Your goal:
Filter the data below, keeping only lines that contain "title".

Source information:
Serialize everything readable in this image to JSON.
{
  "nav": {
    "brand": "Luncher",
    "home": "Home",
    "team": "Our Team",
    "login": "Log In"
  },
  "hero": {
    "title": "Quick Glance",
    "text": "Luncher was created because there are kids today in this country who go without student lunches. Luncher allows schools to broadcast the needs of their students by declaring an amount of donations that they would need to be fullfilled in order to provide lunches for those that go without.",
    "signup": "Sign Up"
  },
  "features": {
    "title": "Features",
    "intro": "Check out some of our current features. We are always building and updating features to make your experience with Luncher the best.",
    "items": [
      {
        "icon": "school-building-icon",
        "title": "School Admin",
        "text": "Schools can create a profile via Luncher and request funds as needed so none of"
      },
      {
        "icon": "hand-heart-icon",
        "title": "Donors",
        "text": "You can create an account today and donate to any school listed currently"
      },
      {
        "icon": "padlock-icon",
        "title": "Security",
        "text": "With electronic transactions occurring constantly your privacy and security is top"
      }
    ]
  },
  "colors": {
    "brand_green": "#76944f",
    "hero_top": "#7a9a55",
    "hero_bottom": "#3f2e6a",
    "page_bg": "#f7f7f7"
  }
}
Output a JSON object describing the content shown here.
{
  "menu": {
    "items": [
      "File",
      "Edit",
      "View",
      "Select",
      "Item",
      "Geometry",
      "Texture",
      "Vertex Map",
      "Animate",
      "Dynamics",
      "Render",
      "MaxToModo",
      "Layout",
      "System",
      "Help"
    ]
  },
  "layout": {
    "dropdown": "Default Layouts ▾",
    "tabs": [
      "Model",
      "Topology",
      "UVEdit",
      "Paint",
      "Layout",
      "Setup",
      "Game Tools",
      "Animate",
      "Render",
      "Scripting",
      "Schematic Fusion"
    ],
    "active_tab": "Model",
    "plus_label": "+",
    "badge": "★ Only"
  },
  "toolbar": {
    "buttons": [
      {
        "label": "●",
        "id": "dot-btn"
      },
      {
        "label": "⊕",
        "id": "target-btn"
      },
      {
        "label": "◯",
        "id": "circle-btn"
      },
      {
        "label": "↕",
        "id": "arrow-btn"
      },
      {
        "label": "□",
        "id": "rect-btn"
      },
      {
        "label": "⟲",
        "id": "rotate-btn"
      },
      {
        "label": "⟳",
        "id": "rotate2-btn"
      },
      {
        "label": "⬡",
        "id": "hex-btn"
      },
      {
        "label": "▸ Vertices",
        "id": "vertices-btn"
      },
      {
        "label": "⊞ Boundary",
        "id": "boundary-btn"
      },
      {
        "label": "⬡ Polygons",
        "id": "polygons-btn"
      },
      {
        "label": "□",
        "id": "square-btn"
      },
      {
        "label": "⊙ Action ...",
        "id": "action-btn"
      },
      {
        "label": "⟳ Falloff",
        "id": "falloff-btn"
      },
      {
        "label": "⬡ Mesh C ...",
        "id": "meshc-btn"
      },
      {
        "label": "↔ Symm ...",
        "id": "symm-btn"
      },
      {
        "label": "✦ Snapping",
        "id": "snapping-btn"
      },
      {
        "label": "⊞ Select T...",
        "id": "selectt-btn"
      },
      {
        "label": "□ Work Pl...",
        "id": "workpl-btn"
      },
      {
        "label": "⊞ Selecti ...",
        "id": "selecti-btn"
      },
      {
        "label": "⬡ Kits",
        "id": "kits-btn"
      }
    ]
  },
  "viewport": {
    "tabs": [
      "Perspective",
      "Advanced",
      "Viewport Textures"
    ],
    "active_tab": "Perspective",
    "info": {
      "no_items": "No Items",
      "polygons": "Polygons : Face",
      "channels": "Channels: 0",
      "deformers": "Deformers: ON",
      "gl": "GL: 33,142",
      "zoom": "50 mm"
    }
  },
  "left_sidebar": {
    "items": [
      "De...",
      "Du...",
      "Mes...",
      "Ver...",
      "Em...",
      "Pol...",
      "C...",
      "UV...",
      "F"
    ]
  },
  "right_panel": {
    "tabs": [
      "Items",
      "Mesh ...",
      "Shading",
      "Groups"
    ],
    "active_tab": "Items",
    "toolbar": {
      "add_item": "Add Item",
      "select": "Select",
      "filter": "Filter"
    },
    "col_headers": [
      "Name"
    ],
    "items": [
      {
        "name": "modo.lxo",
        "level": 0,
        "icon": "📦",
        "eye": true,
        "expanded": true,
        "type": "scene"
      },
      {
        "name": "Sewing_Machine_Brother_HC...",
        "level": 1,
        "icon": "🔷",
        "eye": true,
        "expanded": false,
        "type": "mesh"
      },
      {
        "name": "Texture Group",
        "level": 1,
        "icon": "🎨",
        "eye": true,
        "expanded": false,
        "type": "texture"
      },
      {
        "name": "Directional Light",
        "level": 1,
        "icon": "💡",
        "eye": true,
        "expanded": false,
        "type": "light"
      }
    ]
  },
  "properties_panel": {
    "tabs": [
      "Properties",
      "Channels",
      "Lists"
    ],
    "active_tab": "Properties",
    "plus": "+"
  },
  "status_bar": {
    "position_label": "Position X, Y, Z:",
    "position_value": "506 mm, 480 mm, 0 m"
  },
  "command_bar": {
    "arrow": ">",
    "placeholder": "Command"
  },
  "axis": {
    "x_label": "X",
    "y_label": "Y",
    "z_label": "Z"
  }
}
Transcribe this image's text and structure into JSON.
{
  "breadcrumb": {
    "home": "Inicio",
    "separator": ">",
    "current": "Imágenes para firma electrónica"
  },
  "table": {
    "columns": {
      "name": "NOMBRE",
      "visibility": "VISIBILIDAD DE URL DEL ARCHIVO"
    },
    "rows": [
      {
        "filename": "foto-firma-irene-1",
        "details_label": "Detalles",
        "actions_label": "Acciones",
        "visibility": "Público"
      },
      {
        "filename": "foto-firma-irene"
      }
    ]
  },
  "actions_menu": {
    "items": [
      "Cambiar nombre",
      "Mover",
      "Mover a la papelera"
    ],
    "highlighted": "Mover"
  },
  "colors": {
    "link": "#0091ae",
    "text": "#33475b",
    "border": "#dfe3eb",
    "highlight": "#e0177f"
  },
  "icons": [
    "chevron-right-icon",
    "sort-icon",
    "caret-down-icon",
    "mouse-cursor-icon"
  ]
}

Answer box:
    "title": "Quick Glance",
    "title": "Features",
        "title": "School Admin",
        "title": "Donors",
        "title": "Security",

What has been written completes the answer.